# MATERIAL FOR THE TASK
···

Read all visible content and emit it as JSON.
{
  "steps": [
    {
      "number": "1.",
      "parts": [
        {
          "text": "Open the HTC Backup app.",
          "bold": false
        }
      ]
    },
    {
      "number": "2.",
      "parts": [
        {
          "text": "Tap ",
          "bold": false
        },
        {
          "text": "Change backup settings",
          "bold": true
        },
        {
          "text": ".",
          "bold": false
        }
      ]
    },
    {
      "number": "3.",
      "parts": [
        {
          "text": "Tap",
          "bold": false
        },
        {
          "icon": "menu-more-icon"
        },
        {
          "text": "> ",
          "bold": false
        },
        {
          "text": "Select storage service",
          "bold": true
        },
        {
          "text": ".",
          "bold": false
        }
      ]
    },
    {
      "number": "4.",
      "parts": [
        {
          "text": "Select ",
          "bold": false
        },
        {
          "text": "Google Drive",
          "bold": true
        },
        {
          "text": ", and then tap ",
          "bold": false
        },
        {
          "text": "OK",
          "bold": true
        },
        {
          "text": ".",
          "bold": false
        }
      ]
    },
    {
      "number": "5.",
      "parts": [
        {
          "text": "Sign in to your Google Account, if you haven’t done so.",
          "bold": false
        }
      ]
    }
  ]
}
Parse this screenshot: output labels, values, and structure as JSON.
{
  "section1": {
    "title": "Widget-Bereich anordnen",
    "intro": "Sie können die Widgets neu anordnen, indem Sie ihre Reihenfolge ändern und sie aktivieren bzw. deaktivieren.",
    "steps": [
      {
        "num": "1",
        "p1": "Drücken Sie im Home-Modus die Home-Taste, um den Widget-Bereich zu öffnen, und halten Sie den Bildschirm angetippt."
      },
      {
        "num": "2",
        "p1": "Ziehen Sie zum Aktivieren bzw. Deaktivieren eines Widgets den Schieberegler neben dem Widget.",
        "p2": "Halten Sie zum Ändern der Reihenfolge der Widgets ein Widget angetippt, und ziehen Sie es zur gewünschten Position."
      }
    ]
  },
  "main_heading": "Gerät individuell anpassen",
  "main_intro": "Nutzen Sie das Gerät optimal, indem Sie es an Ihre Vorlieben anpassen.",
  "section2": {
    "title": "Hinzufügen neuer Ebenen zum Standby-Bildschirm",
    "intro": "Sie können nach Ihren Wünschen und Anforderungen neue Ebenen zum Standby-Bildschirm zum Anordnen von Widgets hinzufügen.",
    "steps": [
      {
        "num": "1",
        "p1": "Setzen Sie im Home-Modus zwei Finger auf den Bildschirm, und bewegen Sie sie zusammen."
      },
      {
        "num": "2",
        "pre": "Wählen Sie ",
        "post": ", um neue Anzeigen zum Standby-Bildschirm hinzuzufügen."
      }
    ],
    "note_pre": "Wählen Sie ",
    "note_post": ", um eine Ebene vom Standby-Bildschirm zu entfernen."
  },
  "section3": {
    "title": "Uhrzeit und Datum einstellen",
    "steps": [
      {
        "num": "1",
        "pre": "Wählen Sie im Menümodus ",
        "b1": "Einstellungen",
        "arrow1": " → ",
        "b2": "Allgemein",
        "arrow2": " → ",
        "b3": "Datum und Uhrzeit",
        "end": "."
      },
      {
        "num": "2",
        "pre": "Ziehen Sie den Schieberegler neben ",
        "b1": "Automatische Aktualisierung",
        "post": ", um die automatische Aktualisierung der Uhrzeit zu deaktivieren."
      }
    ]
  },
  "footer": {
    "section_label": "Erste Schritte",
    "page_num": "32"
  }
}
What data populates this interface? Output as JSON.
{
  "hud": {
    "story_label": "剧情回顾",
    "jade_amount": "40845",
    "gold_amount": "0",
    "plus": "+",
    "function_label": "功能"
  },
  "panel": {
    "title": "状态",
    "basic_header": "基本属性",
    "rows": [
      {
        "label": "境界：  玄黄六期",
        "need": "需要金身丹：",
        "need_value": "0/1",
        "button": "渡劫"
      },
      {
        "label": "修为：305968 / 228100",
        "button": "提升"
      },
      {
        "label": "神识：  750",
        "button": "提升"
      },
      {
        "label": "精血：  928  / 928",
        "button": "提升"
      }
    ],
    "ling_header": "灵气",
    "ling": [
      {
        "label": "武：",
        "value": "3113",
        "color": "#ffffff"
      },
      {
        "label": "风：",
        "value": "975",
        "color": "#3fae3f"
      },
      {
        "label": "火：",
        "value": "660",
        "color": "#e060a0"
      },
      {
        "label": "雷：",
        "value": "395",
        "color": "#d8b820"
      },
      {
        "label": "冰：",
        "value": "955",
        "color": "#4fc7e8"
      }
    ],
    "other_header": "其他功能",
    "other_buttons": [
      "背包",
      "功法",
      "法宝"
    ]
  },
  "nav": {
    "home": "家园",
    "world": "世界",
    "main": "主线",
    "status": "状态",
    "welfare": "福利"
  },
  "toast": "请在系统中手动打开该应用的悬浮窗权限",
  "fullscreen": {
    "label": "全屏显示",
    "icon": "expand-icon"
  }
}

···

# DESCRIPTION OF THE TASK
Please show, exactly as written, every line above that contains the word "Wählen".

# OUTPUT OF THE TASK
        "pre": "Wählen Sie ",
    "note_pre": "Wählen Sie ",
        "pre": "Wählen Sie im Menümodus ",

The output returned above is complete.